Throughout the centuries three groups of columns and one lone shaft have been landmarks of the Forum. Most of these, at the western end, close below the Capitol, mark the sites of the temples of Saturn and of Vespasian. The eight grey and red granite columns of the portico of Saturn's temple stand almost at right angles to the Senator's Palace. This was one of the Forum's oldest temples, although the columns which stand today are late. An inscription above them states that the temple was restored by vote of the Senate after a fire, probably that of A.D. 284, which swept the Forum. The Senate had a special interest in this temple, where the steep Clivus Capitolinus wound up the Capitol, for it had its treasury here. The writer of the Mirabilia had these facts clearly in mind when he referred to the 'public Treasury, that was the temple of Saturn', beside the 'Triumphal Arch, whence was the ascent into the Capitol'. Later generations which had lost the tradition called it by many names, such as the 'Temple of Concord' and the 'Temple of Fortune.'
Close by the Temple of Saturn stand the three corner columns of the Temple of Vespasian. Called for centuries 'Temple of Jupiter Tonans', this temple's columns, with their sharp flutings, their rich Corinthian capitals, and their elaborately carved frieze above, were the delight of artists. Titus and Domitian built the temple late in the first century A.D. and dedicated it to Vespasian, their father. Titus died and was deified before it was completed; he may have shared the dedication.
The anonymous monk of the eighth century who copied the inscriptions preserved at Einsiedeln left the clue which finally solved the temple's identity. Much more of the temple was evidently standing then, for the inscription stated clearly that the building had been dedicated to Vespasian and restored by the emperors Severus and Caracalla. Today all that remains is part of the last word, 'restored'--(R) ESTITVER.

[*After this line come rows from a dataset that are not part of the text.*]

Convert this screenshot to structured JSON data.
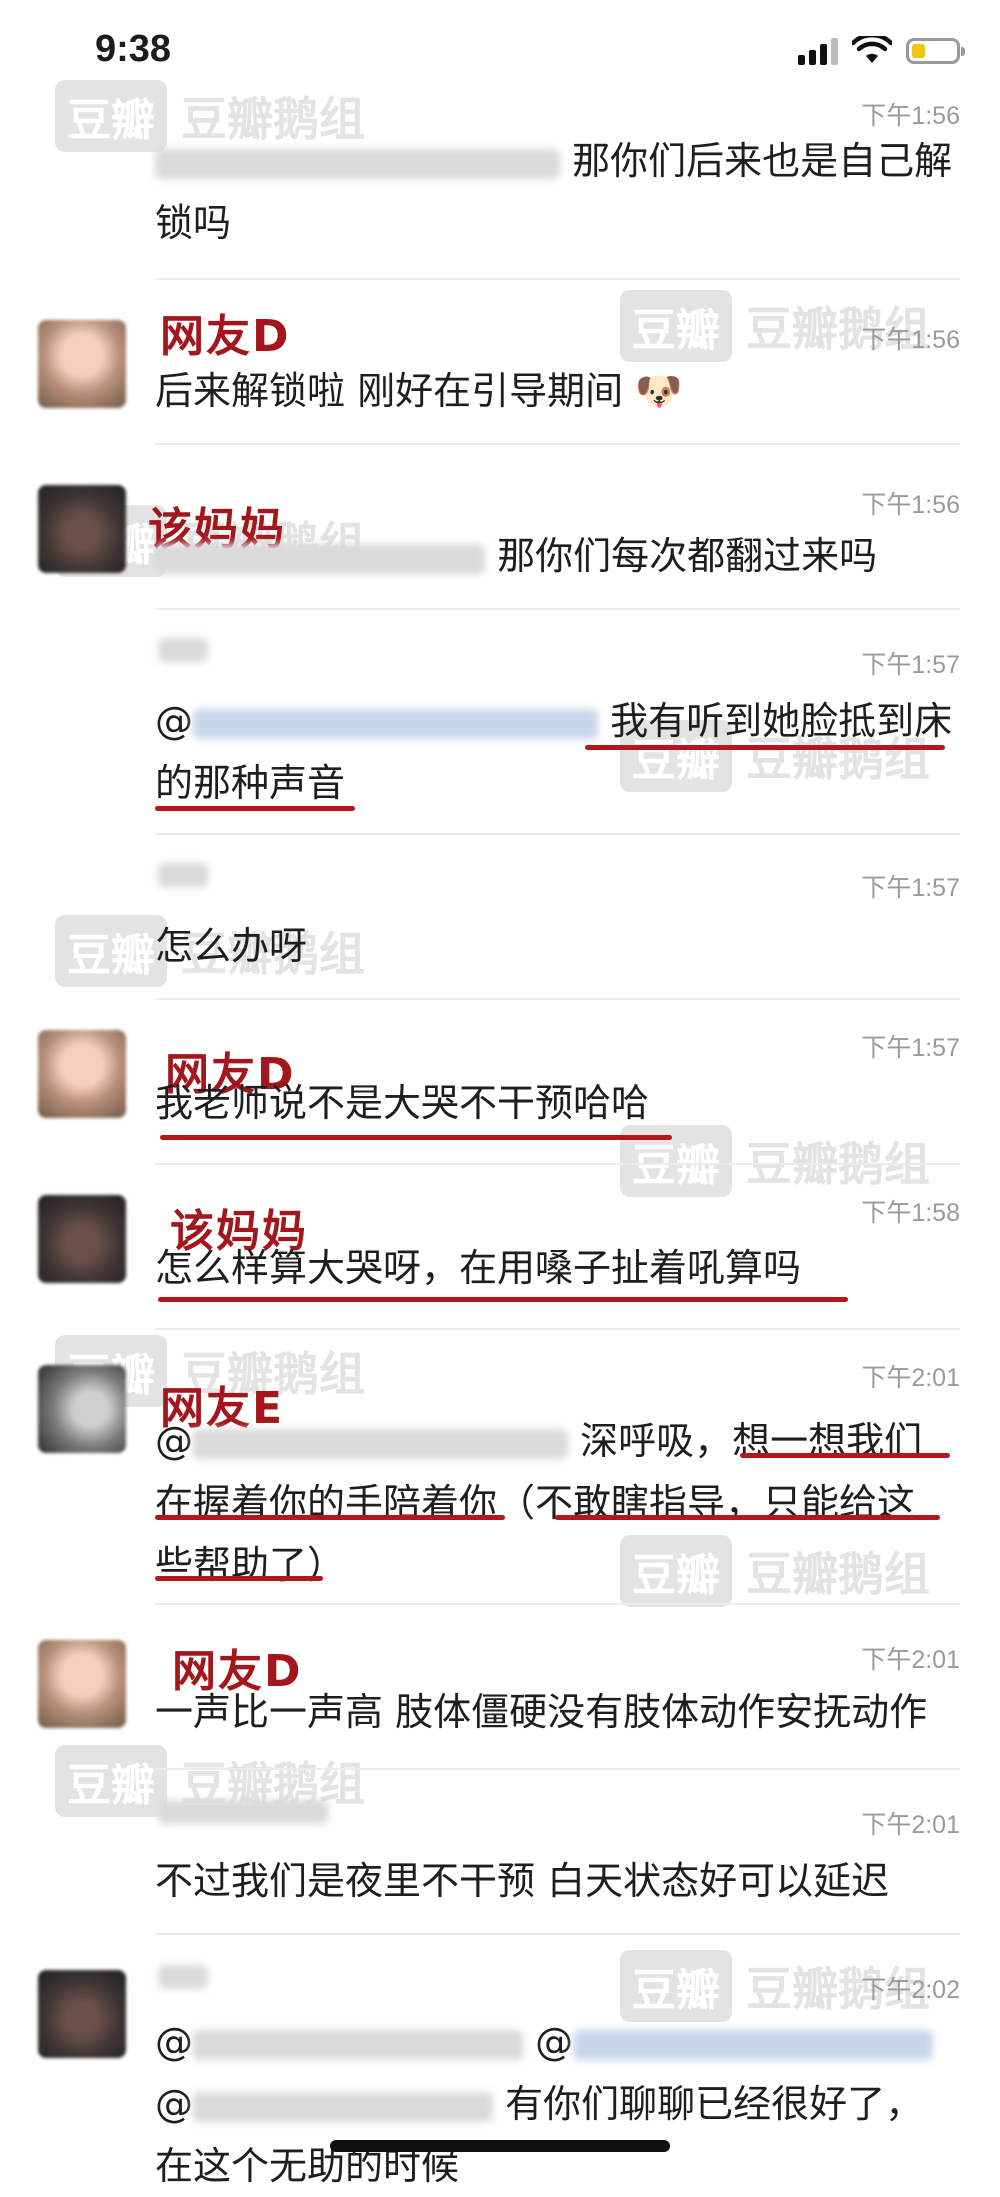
{
  "status_bar": {
    "time": "9:38",
    "battery_level": 0.3
  },
  "watermark": {
    "box": "豆瓣",
    "text": "豆瓣鹅组"
  },
  "messages": [
    {
      "id": "m1",
      "time": "下午1:56",
      "text_after_mention": "那你们后来也是自己解锁吗"
    },
    {
      "id": "m2",
      "nickname_label": "网友D",
      "time": "下午1:56",
      "text": "后来解锁啦 刚好在引导期间",
      "emoji": "🐶"
    },
    {
      "id": "m3",
      "nickname_label": "该妈妈",
      "time": "下午1:56",
      "text_after_mention": "那你们每次都翻过来吗"
    },
    {
      "id": "m4",
      "time": "下午1:57",
      "mention_prefix": "@",
      "text_line1": "我有听到她脸抵到床",
      "text_line2": "的那种声音"
    },
    {
      "id": "m5",
      "time": "下午1:57",
      "text": "怎么办呀"
    },
    {
      "id": "m6",
      "nickname_label": "网友D",
      "time": "下午1:57",
      "text": "我老师说不是大哭不干预哈哈"
    },
    {
      "id": "m7",
      "nickname_label": "该妈妈",
      "time": "下午1:58",
      "text": "怎么样算大哭呀，在用嗓子扯着吼算吗"
    },
    {
      "id": "m8",
      "nickname_label": "网友E",
      "time": "下午2:01",
      "mention_prefix": "@",
      "text_line1": "深呼吸，想一想我们",
      "text_line2": "在握着你的手陪着你（不敢瞎指导，只能给这",
      "text_line3": "些帮助了）"
    },
    {
      "id": "m9",
      "nickname_label": "网友D",
      "time": "下午2:01",
      "text": "一声比一声高 肢体僵硬没有肢体动作安抚动作"
    },
    {
      "id": "m10",
      "time": "下午2:01",
      "text": "不过我们是夜里不干预 白天状态好可以延迟"
    },
    {
      "id": "m11",
      "time": "下午2:02",
      "mention_prefix_1": "@",
      "mention_prefix_2": "@",
      "mention_prefix_3": "@",
      "text_line2": "有你们聊聊已经很好了，",
      "text_line3": "在这个无助的时候"
    }
  ]
}
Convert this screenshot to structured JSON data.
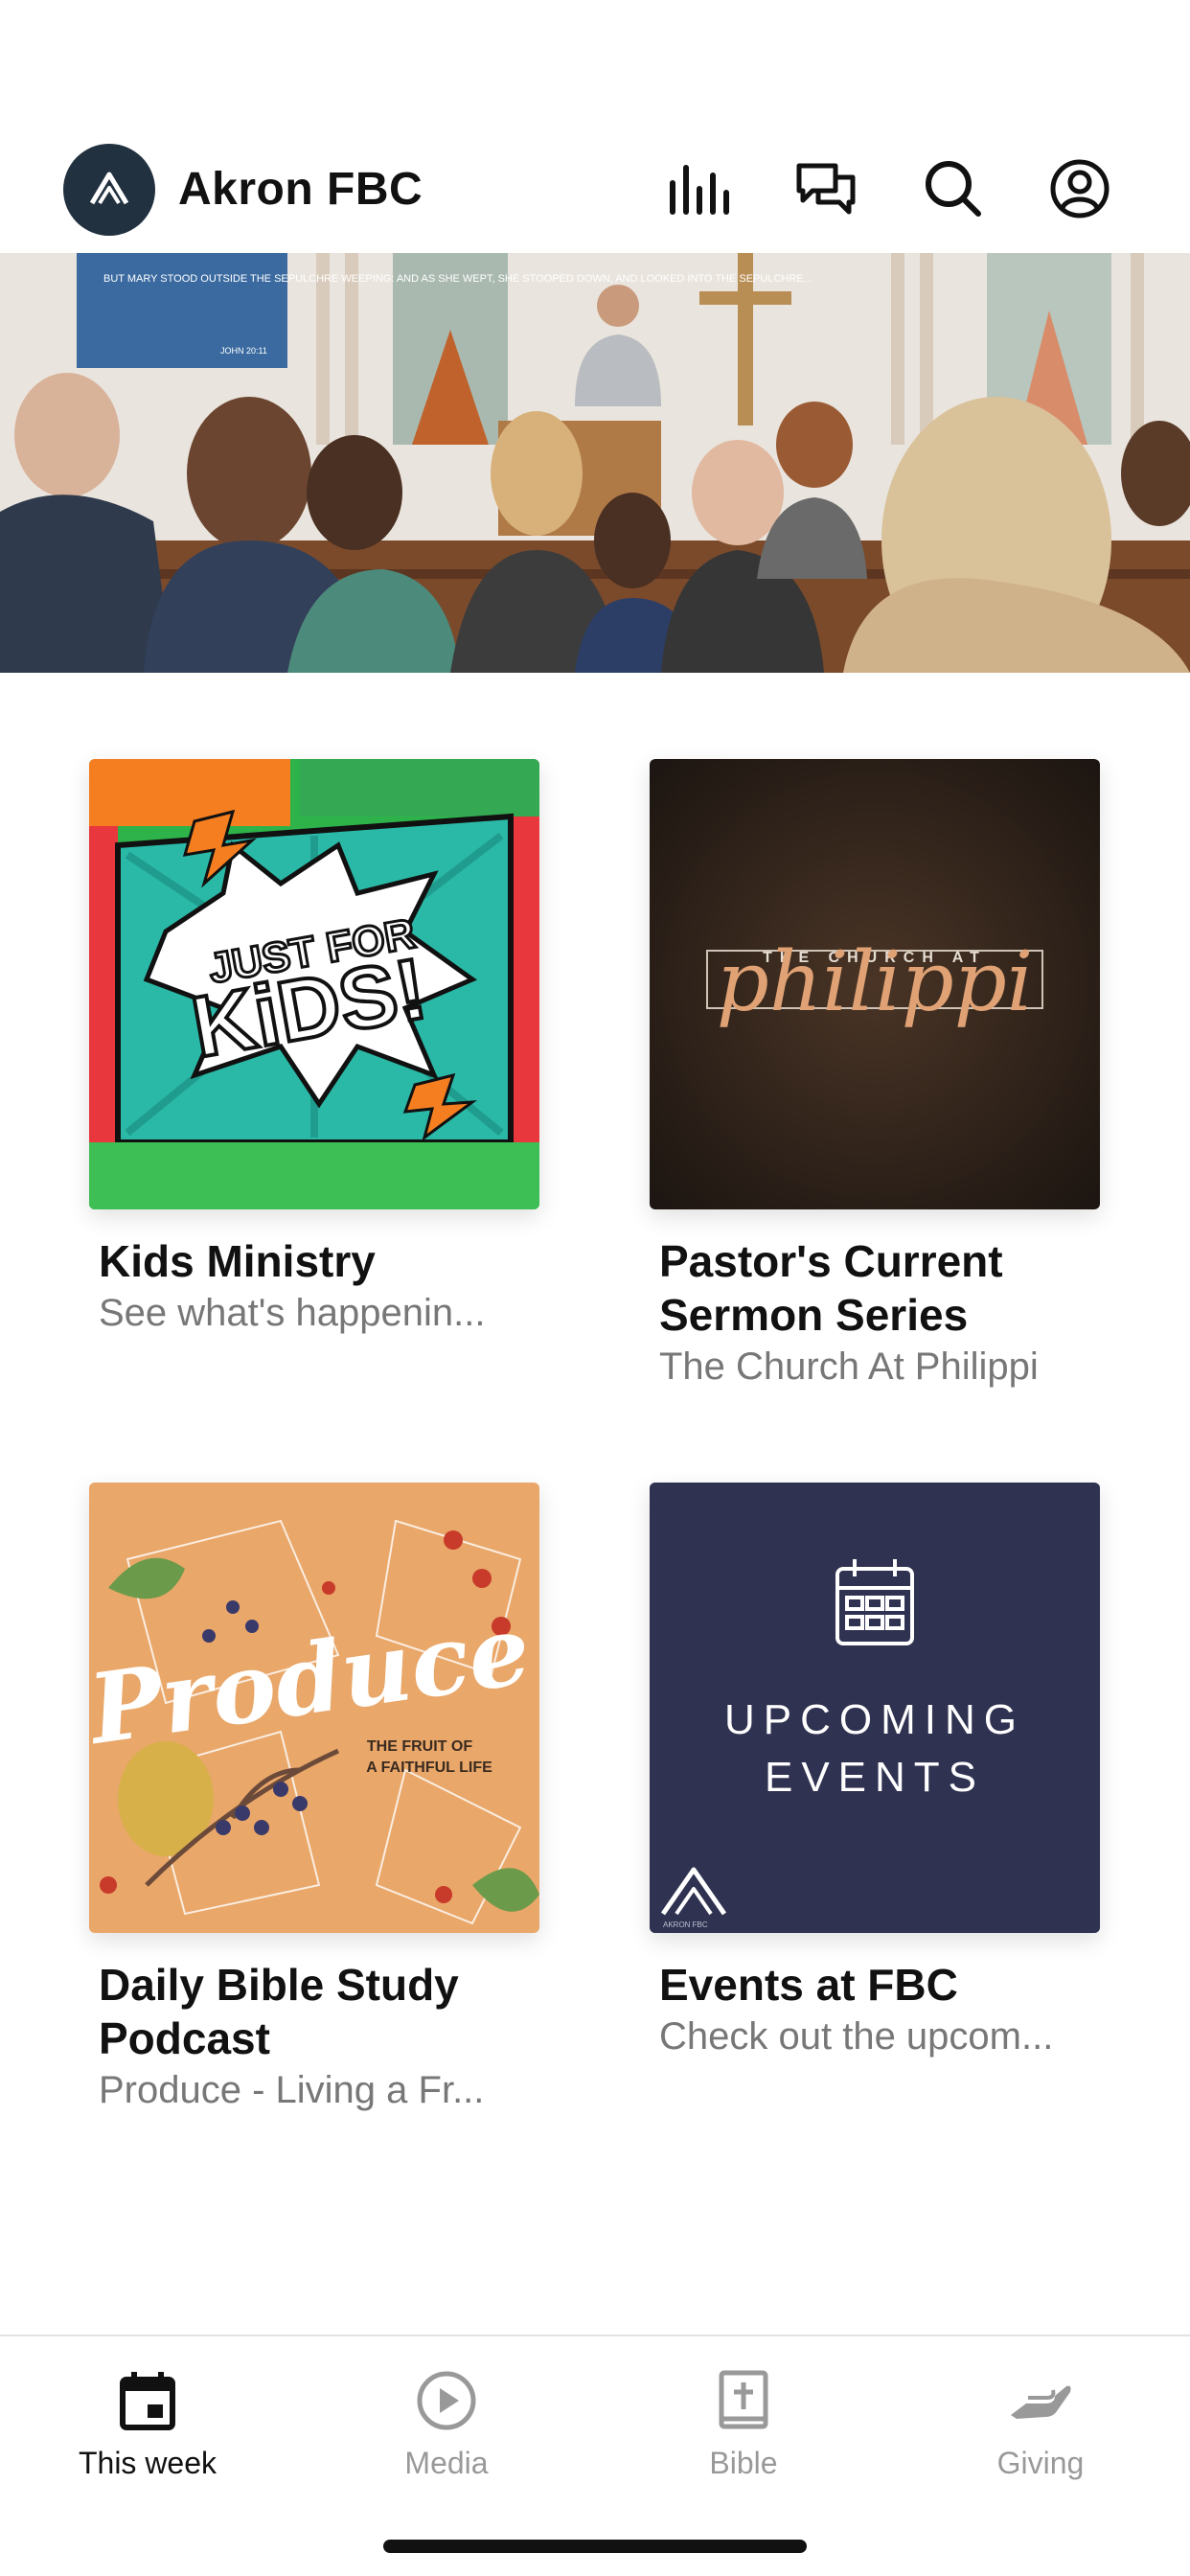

Between Vespasian's temple and the Arch of Severus rises the Column of Phocas which has stood erect ever since it was set up in A.D. 608, the last monument erected in the Forum in what might still be considered ancient times. Its identity was completely lost until the excavations of the early nineteenth century uncovered its base with a dedication to '. . . our lord, Phocas, the eternal emperor'. It was a sign of the fallen fortunes of Rome that the citizens set up no new column to honour this upstart Byzantine Emperor of the East, but one carved long before and put to a new use. By one of the world's pleasant ironies this column is best known throughout the English-speaking world through two lines of poetry far from accurate. Its base had been uncovered and the inscription read in 1813; Charlotte Eaton referred to its identity in 1817 as common knowledge among visitors. But Byron, who was in Rome the same year as Mrs. Eaton, was not noted for close attention to specific facts; even when he knew them, he often preferred the suggestion of mystery. The sober facts are cold beside his apostrophe:
'Tully was not so eloquent as thou,
Thou nameless column with the buried base!'
The third group of columns is midway between the Capitol and the Arch of Titus. These three parallel fluted shafts of the Temple of Castor which appear in the foreground of Marten van Heemskerck's drawing, in that of Claude Lorrain, and in Canaletto's painting, are perhaps the most outstanding of the three groups. They rise in comparative isolation near the end of the old Republican Forum, and the richness of their Corinthian capitals and carved entablature has made them, like the three of Vespasian's temple, a favourite subject for artists. These columns do not belong to the first temple there, or even to the one Cicero called 'that famous and glorious memorial of the past . . . which stands where the nation may see it daily'.